The holiday season is upon us! A time for gathering with family and friends, sharing meals, exchanging gifts, or some downtime from the hustle and bustle of life.
The Holidays and Alzheimer’s
This is the time of year children often come home to spend time with their families. They have been conversing with their parents and everything seems like it is going well. After a short time living with them often they see changes they did not notice or may have worsened since their last visit. Parents have a wonderful way of caring for each other or themselves that make it appear they are managing fine.
Often it takes a catastrophic event such as a fall, wandering or hospitalization before we realize our parents need more help to remain at home. The Alzheimer Association lists the ten warning signs of Alzheimer Disease.
For families living with Alzheimer’s and other dementias, the holidays can be challenging. With some planning and adjusted expectations, your celebrations can still be happy, memorable occasions. The Alzheimer’s Association provides excellent suggestions for the holiday season.
Familiarize others with the situation. Let others know in advance of any significant changes in your loved one. Make sure visitors understand that changes in behavior and memory are caused by the disease and not the person.
Adjust expectations. Set limits to holiday plans to minimize stress. Some holiday traditions may need to be modified to accommodate caregiving responsibilities.
Involve the person with dementia. When possible, involve your loved one in holiday preparations – simple baking, gift wrapping, etc. Reminiscing on cherished memories can be enjoyable for everyone.
Adapt gift giving. Communicate to others about useful and safe gifts for your loved one.

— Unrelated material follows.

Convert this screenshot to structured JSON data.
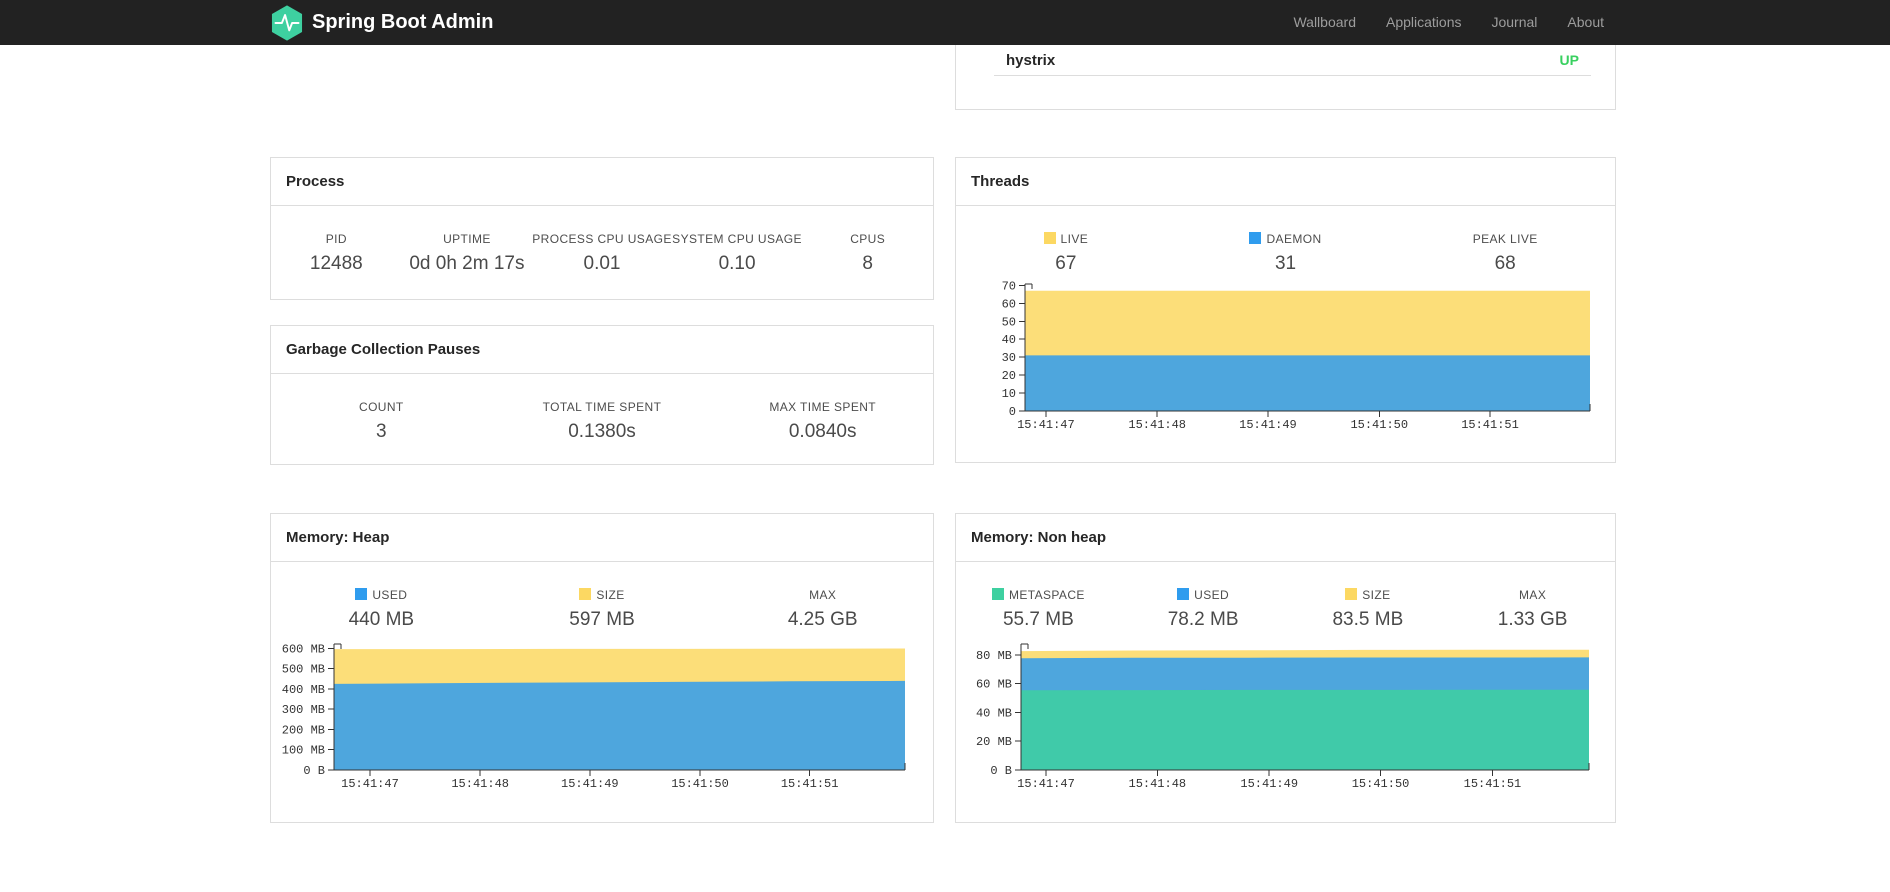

When the person lives in a care facility. Join your loved one in facility-sponsored holiday activities. Bring special holiday food or decorate their living area.
And caregivers, don’t forget to take care of yourselves during the holidays! Find a way to have some down time or time with friends. Arrange for respite care so you can enjoy a movie or lunch with a friend.
To read the full article regarding holidays and Alzheimer’s, click here.
If you have any questions about caregiving and Alzheimer’s, please contact our office to schedule a free in-home consultation.